The Confess Project Barbers Coalition was founded by Lorenzo P. Lewis with the hope of positively impacting the mental health of boys and men in the Black community, targeting underserved communities with a history of disproportionate rates.

Successful seminars in numerous cities have helped the organization carry out this mission, including a presentation and workshop last summer in Johnson City.

“It was phenomenal for us to come to Johnson City and bring out training to the barbers and community members,” Rice said. “It was like ‘wow they can use these skills right now.’ These skills aren’t just translated into the barber shop but then into families and communities, instilling active listening, validation, positive communication and stigma reduction, those are skills that we teach our barbers.”

Craig Charles owns Craig’s Crown Cutz and Crown Cutz Academy in Johnson City. He learned about The Confess Project through a friend, and after meeting with Lewis, the founder, he became an ambassador and hoped they would make a stop in the Tri-Cities.

“It’s important to me because I understand what my community needs, and if I can help foster that through growth, I am absolutely in support of that movement,” said Charles, whose wife Wendy also owns a nail salon in Johnson City. “Being one of the 14 cities in the nation (to work with The Confess Project) is a great way to spread love, the Johnson City way.”

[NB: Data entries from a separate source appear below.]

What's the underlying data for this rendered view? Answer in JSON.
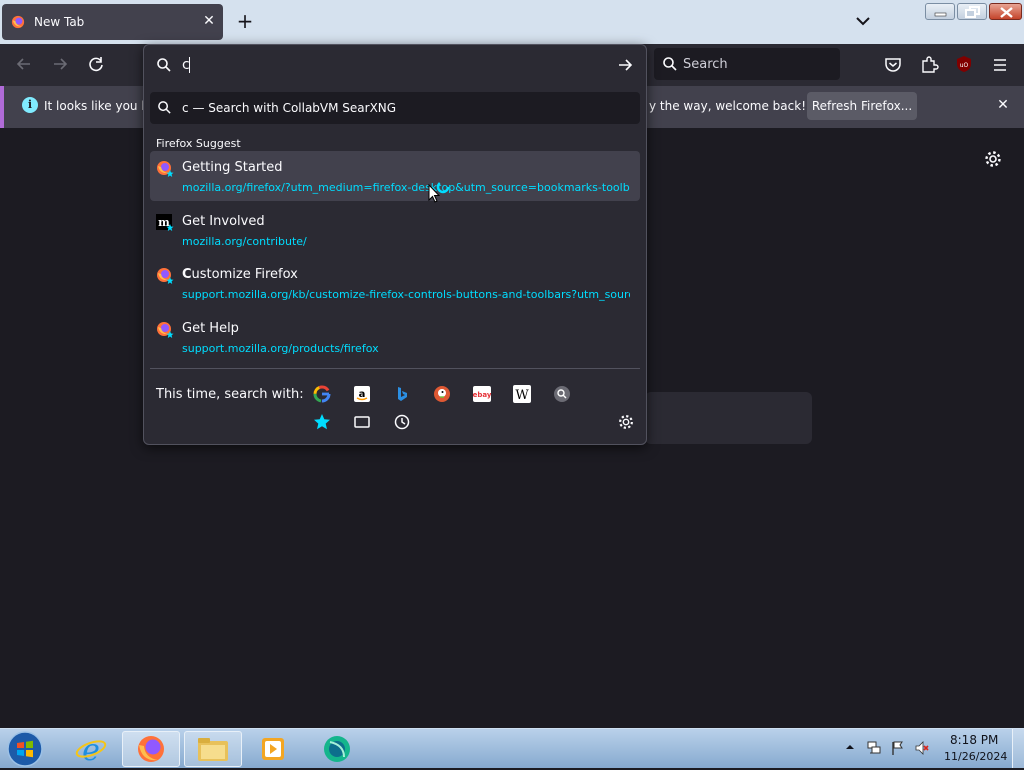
{
  "browser": {
    "tab_title": "New Tab",
    "search_placeholder": "Search"
  },
  "notification": {
    "message_left": "It looks like you ha",
    "message_right": "y the way, welcome back!",
    "button_label": "Refresh Firefox..."
  },
  "urlbar": {
    "value": "c",
    "heuristic_query": "c",
    "heuristic_text": "— Search with CollabVM SearXNG",
    "section_label": "Firefox Suggest",
    "results": [
      {
        "title": "Getting Started",
        "url": "mozilla.org/firefox/?utm_medium=firefox-desktop&utm_source=bookmarks-toolbar",
        "icon": "firefox-icon"
      },
      {
        "title": "Get Involved",
        "url": "mozilla.org/contribute/",
        "icon": "mozilla-icon"
      },
      {
        "title_bold": "C",
        "title_rest": "ustomize Firefox",
        "url": "support.mozilla.org/kb/customize-firefox-controls-buttons-and-toolbars?utm_source",
        "icon": "firefox-icon"
      },
      {
        "title": "Get Help",
        "url": "support.mozilla.org/products/firefox",
        "icon": "firefox-icon"
      }
    ],
    "oneoff_label": "This time, search with:",
    "engines": [
      "google",
      "amazon",
      "bing",
      "duckduckgo",
      "ebay",
      "wikipedia",
      "collabvm-searxng"
    ],
    "modes": [
      "bookmarks",
      "tabs",
      "history"
    ]
  },
  "taskbar": {
    "time": "8:18 PM",
    "date": "11/26/2024"
  },
  "colors": {
    "accent": "#00ddff",
    "panel_bg": "#2b2a33",
    "page_bg": "#1c1b22"
  }
}
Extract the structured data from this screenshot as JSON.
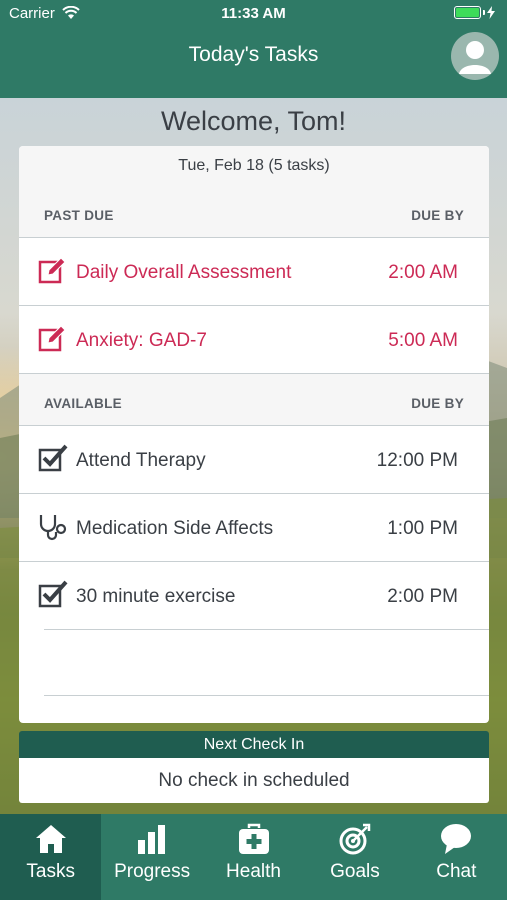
{
  "status_bar": {
    "carrier": "Carrier",
    "time": "11:33 AM"
  },
  "header": {
    "title": "Today's Tasks"
  },
  "welcome": "Welcome, Tom!",
  "card": {
    "date": "Tue, Feb 18 (5 tasks)",
    "past_due": {
      "label": "PAST DUE",
      "due_label": "DUE BY",
      "tasks": [
        {
          "name": "Daily Overall Assessment",
          "time": "2:00 AM",
          "icon": "edit-icon"
        },
        {
          "name": "Anxiety: GAD-7",
          "time": "5:00 AM",
          "icon": "edit-icon"
        }
      ]
    },
    "available": {
      "label": "AVAILABLE",
      "due_label": "DUE BY",
      "tasks": [
        {
          "name": "Attend Therapy",
          "time": "12:00 PM",
          "icon": "checkbox-icon"
        },
        {
          "name": "Medication Side Affects",
          "time": "1:00 PM",
          "icon": "stethoscope-icon"
        },
        {
          "name": "30 minute exercise",
          "time": "2:00 PM",
          "icon": "checkbox-icon"
        }
      ]
    }
  },
  "checkin": {
    "title": "Next Check In",
    "message": "No check in scheduled"
  },
  "tabs": [
    {
      "label": "Tasks",
      "icon": "home-icon",
      "active": true
    },
    {
      "label": "Progress",
      "icon": "bar-chart-icon",
      "active": false
    },
    {
      "label": "Health",
      "icon": "medical-kit-icon",
      "active": false
    },
    {
      "label": "Goals",
      "icon": "target-icon",
      "active": false
    },
    {
      "label": "Chat",
      "icon": "chat-bubble-icon",
      "active": false
    }
  ],
  "colors": {
    "primary": "#2f7a66",
    "primary_dark": "#1f5d50",
    "past_due": "#cc2a55",
    "text": "#3a3f45"
  }
}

After coming to the Tri-Cities, Charles said the event was a success and helped a number of local barbers become better mental health advocates.

“The feedback was tremendous,” Charles said. “Everyone instantly realized the importance of the role they play as a barber and how they can become a resource/advocate for their clients and community.”

This was a vision The Confess Project saw possible in its early days, choosing the comforting environment of a barbershop as an opportunity to encourage people to have those difficult conversations with the people they trust.

“You start to look for something that you can come to a common ground on, like sports or politics or relationships,” Rice said. “This is what we talk about in the barbershop, and it’s important that the barbershop is the safe space because once you build that rapport, you can have those intimate conversations.”

Issues surrounding mental health have plagued communities amongst all backgrounds, with the Black community feeling an extra strain with past and present oppression.

“One major cause of death in our communities is suicide,” Charles said. “The Confess Project believes that equipping Black boys and men with coping skills and mental health resources is key to living a happy and healthy life.”

“Your past is not a death sentence. As people of color, we’ve suffered due to police brutality, racism, slavery, always being at the bottom, it’s time for us to be at the table and really start doing something about this,” Rice said.

Changing the culture surrounding mental health is a fight that has gone on for years and has no real end in sight, but a shift in these conversations has already brought on positive results.

“Being an advocate, just having an ear to the streets in the community and doing a lot of listening,” Charles said. “While staying positive and having a great attitude, being ready to give sound advice to kids anywhere from elementary school to college and beyond.”

“To see a world without stigma, it’s just that simple, and to make sure the Black community and communities of color are healthy are healed and are respected,” Rice said. “We want to see generations thrive.”

More information can be found on the organization’s website,

“I started to learn, listen and observe, and during our events traveling all over the country, I observed, took notes,” said Rice. “I listened to the people because that’s important, especially when you’re doing a presentation; you got to be authentic, transparent and honest. You got to listen to the people, and that’s what I did. I took those movements and the storytelling piece where I was able to utilize my stories, my experiences to impact the lives of the people in the barber shop so I was able to understand the importance of resilient hope and respect and dignity.

You can find Michael Epps on Facebook and Twitter.